Top of Material provided
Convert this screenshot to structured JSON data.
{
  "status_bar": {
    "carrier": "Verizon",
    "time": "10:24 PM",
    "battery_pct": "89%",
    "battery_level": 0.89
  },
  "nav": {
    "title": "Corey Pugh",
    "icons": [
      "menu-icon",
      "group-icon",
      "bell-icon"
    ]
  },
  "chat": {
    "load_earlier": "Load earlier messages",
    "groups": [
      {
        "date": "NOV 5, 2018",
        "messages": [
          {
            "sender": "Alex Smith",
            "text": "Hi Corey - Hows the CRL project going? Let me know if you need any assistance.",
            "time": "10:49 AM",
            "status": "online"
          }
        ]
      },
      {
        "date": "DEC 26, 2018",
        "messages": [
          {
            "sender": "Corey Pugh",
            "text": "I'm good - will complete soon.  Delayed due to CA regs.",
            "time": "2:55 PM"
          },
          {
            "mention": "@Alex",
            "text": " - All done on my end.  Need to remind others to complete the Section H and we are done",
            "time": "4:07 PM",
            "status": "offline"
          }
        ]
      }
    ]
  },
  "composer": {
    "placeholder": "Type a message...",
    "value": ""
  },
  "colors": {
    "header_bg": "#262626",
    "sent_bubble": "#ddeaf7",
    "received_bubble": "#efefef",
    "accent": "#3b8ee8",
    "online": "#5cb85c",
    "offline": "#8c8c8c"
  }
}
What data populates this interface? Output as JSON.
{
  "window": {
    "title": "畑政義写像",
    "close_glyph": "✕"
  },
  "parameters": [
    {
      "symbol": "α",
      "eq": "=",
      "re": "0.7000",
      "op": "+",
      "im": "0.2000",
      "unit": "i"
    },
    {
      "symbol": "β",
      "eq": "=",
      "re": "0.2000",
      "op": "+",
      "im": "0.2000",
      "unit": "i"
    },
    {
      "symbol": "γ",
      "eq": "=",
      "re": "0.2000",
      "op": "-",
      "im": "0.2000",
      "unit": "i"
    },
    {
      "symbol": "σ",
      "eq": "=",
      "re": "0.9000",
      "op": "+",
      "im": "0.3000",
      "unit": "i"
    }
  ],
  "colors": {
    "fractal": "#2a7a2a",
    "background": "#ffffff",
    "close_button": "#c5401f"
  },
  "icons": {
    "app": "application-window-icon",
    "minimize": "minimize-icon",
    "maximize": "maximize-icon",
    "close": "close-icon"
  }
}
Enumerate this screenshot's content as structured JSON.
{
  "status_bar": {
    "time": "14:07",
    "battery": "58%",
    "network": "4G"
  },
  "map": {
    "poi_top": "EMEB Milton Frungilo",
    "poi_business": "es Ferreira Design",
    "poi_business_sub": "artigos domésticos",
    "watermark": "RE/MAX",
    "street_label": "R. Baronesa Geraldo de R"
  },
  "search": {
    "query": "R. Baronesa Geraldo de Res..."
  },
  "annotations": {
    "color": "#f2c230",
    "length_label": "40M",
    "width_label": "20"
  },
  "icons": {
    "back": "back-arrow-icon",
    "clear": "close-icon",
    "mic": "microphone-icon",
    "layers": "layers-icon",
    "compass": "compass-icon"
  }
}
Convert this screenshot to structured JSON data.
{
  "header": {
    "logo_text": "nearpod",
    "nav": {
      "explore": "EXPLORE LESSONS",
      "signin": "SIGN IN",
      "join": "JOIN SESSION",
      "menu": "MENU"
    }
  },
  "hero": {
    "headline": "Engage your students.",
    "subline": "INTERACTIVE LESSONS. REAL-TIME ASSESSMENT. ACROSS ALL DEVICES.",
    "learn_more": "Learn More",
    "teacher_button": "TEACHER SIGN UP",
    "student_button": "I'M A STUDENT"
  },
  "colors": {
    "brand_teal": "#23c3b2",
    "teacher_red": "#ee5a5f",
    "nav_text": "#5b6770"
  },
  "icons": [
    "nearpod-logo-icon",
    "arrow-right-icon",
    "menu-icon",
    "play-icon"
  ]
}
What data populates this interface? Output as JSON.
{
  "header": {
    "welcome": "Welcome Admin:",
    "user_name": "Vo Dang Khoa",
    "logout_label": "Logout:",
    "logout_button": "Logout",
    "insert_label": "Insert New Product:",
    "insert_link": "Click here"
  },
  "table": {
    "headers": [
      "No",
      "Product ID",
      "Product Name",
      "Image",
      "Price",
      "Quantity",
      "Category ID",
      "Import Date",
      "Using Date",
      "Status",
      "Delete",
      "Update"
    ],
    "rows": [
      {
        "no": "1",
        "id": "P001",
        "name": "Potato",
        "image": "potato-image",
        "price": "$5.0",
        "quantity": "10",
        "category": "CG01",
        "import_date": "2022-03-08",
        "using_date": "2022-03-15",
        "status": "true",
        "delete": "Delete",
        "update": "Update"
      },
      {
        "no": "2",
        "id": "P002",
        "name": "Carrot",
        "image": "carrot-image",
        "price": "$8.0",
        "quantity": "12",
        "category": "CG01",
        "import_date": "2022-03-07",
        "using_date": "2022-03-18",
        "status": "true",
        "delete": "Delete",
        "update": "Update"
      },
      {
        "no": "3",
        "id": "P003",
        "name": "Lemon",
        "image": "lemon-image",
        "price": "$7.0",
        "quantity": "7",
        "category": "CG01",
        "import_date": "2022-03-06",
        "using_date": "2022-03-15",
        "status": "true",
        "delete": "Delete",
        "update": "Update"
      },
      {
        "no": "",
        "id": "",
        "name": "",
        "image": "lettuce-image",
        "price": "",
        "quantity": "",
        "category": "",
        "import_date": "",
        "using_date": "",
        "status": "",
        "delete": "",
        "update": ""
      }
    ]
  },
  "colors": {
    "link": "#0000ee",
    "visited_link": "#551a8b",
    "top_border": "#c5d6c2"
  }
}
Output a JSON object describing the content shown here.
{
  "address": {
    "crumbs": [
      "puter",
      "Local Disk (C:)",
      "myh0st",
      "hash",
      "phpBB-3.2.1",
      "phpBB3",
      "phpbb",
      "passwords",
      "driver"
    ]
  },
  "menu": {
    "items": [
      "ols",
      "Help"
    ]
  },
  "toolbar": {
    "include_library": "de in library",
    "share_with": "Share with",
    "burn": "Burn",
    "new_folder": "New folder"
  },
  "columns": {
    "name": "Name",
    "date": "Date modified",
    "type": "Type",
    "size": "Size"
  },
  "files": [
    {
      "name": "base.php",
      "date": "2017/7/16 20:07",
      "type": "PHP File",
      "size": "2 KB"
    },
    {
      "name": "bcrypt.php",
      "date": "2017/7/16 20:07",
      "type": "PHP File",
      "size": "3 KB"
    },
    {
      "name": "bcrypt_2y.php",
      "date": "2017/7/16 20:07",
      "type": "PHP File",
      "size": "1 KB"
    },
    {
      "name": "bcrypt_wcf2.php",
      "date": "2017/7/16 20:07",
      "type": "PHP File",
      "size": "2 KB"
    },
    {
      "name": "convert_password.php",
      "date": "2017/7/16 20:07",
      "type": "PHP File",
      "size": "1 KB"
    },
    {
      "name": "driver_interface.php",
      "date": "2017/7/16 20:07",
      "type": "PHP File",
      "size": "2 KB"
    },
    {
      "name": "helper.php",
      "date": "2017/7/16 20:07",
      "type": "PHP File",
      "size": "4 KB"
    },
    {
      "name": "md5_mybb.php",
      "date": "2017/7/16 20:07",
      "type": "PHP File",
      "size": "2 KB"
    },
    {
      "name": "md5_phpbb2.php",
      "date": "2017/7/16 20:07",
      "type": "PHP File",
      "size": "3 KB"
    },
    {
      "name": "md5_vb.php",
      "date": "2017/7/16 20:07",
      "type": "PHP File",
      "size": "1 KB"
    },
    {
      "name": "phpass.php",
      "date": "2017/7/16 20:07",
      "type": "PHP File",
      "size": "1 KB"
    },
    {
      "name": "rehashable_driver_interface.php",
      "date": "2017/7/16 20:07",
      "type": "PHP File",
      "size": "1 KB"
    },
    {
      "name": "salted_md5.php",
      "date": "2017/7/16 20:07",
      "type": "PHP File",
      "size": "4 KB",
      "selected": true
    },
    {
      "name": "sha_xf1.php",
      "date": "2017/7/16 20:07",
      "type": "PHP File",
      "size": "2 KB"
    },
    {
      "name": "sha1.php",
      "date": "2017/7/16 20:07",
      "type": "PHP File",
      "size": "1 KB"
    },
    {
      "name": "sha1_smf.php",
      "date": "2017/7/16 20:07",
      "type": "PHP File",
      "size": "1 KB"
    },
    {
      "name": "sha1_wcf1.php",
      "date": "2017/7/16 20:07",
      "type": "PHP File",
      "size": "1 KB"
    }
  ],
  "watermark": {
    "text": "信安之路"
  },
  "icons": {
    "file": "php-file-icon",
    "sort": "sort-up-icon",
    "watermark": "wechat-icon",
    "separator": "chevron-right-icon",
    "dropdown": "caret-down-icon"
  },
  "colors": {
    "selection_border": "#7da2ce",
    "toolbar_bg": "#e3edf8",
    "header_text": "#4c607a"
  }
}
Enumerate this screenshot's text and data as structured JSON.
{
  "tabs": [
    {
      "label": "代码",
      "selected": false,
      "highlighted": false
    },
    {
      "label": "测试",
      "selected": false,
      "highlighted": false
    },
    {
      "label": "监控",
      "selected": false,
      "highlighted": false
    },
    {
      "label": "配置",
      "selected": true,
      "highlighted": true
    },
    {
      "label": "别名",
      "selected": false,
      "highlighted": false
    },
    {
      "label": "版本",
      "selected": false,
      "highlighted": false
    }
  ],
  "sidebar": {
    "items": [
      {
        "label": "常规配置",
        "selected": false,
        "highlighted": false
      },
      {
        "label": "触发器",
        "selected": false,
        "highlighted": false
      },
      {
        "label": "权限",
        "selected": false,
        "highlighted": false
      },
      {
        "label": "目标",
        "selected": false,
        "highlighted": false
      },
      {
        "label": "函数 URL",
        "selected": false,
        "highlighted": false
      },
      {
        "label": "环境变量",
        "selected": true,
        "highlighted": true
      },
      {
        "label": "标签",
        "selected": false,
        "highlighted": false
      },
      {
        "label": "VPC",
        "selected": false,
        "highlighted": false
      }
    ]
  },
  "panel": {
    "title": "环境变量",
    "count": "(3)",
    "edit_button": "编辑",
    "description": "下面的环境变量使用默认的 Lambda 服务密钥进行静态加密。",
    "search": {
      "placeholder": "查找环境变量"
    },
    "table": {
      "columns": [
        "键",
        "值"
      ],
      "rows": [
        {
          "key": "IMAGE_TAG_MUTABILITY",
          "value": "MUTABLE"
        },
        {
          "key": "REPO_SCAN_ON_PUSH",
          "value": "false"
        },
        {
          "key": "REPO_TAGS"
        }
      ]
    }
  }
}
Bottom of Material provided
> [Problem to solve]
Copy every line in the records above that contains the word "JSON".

> [Answer to the exercise]
Convert this screenshot to structured JSON data.
What data populates this interface? Output as JSON.
Enumerate this screenshot's content as structured JSON.
Convert this screenshot to structured JSON data.
What data populates this interface? Output as JSON.
Output a JSON object describing the content shown here.
Enumerate this screenshot's text and data as structured JSON.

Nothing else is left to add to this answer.